REQUIRED WORK:
Please reproduce the data below exactly, from the first line to the last.

Items from an interface collection:
────────────────────────────────────────
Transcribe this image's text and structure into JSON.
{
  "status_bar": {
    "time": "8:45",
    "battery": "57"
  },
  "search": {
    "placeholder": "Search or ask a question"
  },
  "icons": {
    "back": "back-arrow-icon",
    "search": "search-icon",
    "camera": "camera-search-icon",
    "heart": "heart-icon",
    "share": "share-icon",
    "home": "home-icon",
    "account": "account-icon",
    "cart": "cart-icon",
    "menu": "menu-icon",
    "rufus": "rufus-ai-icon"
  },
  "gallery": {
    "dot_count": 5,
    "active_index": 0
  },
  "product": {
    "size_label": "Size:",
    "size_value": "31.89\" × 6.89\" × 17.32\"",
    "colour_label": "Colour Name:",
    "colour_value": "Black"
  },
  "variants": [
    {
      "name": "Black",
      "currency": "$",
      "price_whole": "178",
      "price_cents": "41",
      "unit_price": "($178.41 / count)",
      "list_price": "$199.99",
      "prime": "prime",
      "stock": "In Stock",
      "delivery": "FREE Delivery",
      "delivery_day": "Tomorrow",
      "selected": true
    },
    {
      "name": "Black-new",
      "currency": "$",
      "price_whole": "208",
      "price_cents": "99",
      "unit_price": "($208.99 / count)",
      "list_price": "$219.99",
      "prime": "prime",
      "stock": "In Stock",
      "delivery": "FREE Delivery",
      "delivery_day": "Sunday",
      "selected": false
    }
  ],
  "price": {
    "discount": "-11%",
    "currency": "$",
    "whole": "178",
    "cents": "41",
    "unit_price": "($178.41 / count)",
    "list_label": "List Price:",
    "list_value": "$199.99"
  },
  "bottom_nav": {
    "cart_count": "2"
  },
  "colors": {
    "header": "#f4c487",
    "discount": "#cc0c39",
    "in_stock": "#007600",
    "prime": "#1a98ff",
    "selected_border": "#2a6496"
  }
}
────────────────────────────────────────
WRITTEN ANSWER:
Transcribe this image's text and structure into JSON.
{
  "status_bar": {
    "time": "8:45",
    "battery": "57"
  },
  "search": {
    "placeholder": "Search or ask a question"
  },
  "icons": {
    "back": "back-arrow-icon",
    "search": "search-icon",
    "camera": "camera-search-icon",
    "heart": "heart-icon",
    "share": "share-icon",
    "home": "home-icon",
    "account": "account-icon",
    "cart": "cart-icon",
    "menu": "menu-icon",
    "rufus": "rufus-ai-icon"
  },
  "gallery": {
    "dot_count": 5,
    "active_index": 0
  },
  "product": {
    "size_label": "Size:",
    "size_value": "31.89\" × 6.89\" × 17.32\"",
    "colour_label": "Colour Name:",
    "colour_value": "Black"
  },
  "variants": [
    {
      "name": "Black",
      "currency": "$",
      "price_whole": "178",
      "price_cents": "41",
      "unit_price": "($178.41 / count)",
      "list_price": "$199.99",
      "prime": "prime",
      "stock": "In Stock",
      "delivery": "FREE Delivery",
      "delivery_day": "Tomorrow",
      "selected": true
    },
    {
      "name": "Black-new",
      "currency": "$",
      "price_whole": "208",
      "price_cents": "99",
      "unit_price": "($208.99 / count)",
      "list_price": "$219.99",
      "prime": "prime",
      "stock": "In Stock",
      "delivery": "FREE Delivery",
      "delivery_day": "Sunday",
      "selected": false
    }
  ],
  "price": {
    "discount": "-11%",
    "currency": "$",
    "whole": "178",
    "cents": "41",
    "unit_price": "($178.41 / count)",
    "list_label": "List Price:",
    "list_value": "$199.99"
  },
  "bottom_nav": {
    "cart_count": "2"
  },
  "colors": {
    "header": "#f4c487",
    "discount": "#cc0c39",
    "in_stock": "#007600",
    "prime": "#1a98ff",
    "selected_border": "#2a6496"
  }
}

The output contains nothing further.